Mike, LITFL is the host for this week’s “killer” Grand Rounds. You can read this week’s edition here.
It is with great honor that the Life in the Fast Lane team and the Utopian College of Emergency for Medicine host this weeks Grand Rounds Vol. 6 No. 45 on August 3rd 2010.The theme for this edition is ‘Killer Posts‘. We asked the MedBlogosphere to trawl their blog archive and dive deep into the soul of their writing to find their best; most inspirational; clever; witty; well-researched; head-turning; gut-wrenching; magnificent; glorious requiem of a post…and they did! Furthermore, each author has chosen their preferred deadly Aussie critter, and we have coupled each blogger accordingly…
Twitter. Never underestimate its viral engaging power. Ever. Please, just don’t ever do it.The power Twitter holds for instant viral communication is utterly amazing, and it helped me get rescued last night after I suffered a mountain bike crash in deep evening-lit woods that I was unfamiliar with.Yes – that’s right. Thanks to the power of Twitter, I was rescued last night by the The Town of Farmington Fire Department (Connecticut) after suffering a serious mountain bike crash where I ended up off the beaten path alone in a wooded forest that was totally foreign to me. ……………
A disease that causes widespread hardening of connective tissue, scleroderma can affect people in a host of different ways. From a stiffening of the skin to digestive and breathing difficulties, scleroderma’s impact can be varied and far-reaching. Here, six men and women speak about how scleroderma has affected them. (Join the discussion on the Well blog.)
Open to everyone (patients, doctors, nurses, students, etc.). Limit 1 or 2 entries per person.Poems should be related to experiencing, practicing, or reflecting upon a medical, scientific, or health-related matter……Contest closes August 31st.

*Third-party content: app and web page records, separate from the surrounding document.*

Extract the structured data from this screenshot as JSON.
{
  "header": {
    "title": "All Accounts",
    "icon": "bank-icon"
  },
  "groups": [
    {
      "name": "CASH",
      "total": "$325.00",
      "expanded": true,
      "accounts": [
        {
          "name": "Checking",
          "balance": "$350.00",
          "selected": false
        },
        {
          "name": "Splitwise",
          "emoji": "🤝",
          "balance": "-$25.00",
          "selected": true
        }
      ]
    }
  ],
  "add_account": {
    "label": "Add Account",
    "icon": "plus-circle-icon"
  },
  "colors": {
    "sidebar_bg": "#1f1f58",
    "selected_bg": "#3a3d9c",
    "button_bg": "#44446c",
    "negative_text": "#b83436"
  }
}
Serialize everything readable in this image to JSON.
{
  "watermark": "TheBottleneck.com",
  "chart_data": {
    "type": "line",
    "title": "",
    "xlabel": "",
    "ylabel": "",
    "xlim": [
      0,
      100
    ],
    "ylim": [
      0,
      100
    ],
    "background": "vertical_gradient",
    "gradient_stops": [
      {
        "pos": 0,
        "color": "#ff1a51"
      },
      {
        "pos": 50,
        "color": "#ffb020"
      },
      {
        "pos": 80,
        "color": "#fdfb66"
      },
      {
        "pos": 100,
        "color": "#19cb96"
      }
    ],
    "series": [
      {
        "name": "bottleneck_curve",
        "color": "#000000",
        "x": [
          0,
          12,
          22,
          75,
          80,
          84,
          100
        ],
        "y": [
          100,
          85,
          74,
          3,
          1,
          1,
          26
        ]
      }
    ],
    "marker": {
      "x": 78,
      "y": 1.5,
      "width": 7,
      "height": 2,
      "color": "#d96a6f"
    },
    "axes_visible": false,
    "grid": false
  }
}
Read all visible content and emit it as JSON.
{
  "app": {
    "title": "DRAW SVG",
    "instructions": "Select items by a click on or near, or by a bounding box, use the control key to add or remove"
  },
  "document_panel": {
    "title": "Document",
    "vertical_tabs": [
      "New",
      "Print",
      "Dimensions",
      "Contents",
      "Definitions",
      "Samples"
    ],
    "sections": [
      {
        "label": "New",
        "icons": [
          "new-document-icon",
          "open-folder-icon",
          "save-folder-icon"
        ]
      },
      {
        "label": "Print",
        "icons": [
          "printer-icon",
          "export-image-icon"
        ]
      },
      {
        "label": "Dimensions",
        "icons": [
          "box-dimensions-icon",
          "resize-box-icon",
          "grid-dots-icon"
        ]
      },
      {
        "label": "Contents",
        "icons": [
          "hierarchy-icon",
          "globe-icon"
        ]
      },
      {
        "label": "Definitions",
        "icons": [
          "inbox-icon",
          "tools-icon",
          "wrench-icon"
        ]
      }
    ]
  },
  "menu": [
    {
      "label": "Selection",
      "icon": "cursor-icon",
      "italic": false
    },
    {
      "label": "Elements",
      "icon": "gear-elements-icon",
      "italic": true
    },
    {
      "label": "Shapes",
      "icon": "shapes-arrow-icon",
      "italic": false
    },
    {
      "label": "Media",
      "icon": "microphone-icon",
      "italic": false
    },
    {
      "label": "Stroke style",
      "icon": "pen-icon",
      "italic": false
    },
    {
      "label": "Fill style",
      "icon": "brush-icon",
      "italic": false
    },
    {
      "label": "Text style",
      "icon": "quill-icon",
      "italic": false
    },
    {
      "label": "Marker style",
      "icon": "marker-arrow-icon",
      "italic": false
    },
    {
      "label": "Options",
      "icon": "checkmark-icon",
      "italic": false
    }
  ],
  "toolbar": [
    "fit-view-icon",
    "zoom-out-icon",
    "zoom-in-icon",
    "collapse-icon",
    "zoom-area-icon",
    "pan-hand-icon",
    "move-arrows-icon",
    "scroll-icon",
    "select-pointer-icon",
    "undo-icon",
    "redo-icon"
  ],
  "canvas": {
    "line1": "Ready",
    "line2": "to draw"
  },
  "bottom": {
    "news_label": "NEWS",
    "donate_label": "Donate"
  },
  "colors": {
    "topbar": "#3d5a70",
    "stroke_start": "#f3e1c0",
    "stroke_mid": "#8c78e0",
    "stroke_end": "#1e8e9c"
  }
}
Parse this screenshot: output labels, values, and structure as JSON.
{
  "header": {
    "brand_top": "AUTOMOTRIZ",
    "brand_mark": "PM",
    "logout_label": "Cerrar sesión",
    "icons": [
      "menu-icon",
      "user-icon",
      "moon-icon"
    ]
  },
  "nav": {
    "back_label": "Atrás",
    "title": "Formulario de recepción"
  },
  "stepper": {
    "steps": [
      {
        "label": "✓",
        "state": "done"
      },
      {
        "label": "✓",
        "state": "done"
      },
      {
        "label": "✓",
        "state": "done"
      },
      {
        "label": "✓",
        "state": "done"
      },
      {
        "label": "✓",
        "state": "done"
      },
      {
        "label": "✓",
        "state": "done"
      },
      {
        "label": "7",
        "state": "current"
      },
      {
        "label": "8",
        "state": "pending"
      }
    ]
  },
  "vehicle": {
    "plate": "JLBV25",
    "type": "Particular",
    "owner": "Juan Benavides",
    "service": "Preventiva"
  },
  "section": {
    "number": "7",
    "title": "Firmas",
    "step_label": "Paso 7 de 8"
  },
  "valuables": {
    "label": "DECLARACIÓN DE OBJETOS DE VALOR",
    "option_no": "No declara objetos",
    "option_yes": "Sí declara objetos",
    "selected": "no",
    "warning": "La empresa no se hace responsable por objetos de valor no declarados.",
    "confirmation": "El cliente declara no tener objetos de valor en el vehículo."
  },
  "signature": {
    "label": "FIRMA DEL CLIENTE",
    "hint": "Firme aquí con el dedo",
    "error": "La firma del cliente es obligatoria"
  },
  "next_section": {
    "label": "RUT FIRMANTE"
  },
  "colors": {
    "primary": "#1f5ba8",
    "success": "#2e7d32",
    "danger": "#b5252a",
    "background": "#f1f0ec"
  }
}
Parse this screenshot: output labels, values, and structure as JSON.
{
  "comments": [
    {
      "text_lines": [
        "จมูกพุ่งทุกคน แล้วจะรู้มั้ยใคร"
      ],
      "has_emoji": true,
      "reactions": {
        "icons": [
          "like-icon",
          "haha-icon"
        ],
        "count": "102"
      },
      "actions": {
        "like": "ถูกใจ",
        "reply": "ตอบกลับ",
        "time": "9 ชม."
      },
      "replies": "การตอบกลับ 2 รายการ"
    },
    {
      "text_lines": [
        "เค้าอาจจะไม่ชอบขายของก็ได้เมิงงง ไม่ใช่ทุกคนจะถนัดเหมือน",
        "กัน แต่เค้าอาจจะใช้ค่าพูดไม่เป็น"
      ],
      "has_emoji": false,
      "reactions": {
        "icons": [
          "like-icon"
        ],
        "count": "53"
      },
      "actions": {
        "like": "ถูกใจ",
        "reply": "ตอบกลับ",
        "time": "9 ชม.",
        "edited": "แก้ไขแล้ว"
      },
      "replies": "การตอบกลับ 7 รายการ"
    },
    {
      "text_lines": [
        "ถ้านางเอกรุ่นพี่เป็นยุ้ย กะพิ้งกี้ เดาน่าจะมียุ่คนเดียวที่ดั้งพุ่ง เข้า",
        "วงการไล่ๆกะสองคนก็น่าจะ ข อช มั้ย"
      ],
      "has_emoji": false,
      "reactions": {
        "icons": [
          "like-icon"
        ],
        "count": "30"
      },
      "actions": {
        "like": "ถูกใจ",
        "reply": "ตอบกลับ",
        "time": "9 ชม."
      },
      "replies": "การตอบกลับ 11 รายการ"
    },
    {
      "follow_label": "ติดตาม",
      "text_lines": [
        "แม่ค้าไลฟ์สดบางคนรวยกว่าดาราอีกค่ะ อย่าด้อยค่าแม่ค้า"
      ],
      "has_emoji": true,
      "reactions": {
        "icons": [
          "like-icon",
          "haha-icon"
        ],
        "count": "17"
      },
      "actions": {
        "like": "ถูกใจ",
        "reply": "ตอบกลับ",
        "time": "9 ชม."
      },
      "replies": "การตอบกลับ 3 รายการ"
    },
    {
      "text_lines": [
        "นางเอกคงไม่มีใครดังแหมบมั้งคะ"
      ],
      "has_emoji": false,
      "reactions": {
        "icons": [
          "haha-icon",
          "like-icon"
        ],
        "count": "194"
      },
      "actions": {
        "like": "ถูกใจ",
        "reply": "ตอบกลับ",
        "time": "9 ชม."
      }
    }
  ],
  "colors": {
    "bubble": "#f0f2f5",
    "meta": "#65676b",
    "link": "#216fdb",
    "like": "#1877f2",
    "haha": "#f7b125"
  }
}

Hand transplantation is still experimental. The UCLA Hand Transplantation Program is a research study that has been approved by UCLA's Institutional Review Board. …..Eligibility Criteria for the UCLA Hand Transplantation Program
18-to-60 years of age
Good general health
Amputation not due to birth defect or cancer
Amputation of limb at the wrist or forearm
No serious infections such as hepatitis B or C or HIV
Patients who meet the basic eligibility requirements and wish to be considered for the UCLA Hand Transplantation Program should contact Dr. Kodi Azari, the Surgical Director of the Hand Transplantation Program at (310) 825-1745, for an initial evaluation.
Bladder cancer is the fifth most commonly diagnosed cancer in the U.S. and one of the most expensive to treat. Each year, more than 60,000 new cases are discovered and 14,000 Americans die from the disease. Guest host Susan Page and guests look at efforts to spread the word about bladder cancer.
GuestsSandra Steingraber: biologist, author and bladder cancer survivor. She wrote "Living Downstream: An Ecologist's Personal Investigation of Cancer and the Environment."Dr. Mark Schoenberg: director of urologic oncology, The James Buchanan Brady Urological Institute at The Johns Hopkins Medical Institutions.Diane Zipursky Quale: president and co-founder, Bladder Cancer Advocacy Network.
I met a 25 year old man named Jaffeer today. His right leg is diseased with elephantitis. ……. he is in constant pain 24/7.
He needs hospitalization in Kampala. He needs amputation. He needs a prosthetic leg.
This all requires money.
If you have always wanted to help, but didn't know how, now is the chance. …….
8/12: Pre-Med Student @InsaneMo
8/19: 4th Year Med Student @DrJonathan
8/26: Dr. A Show 3rd Anniversary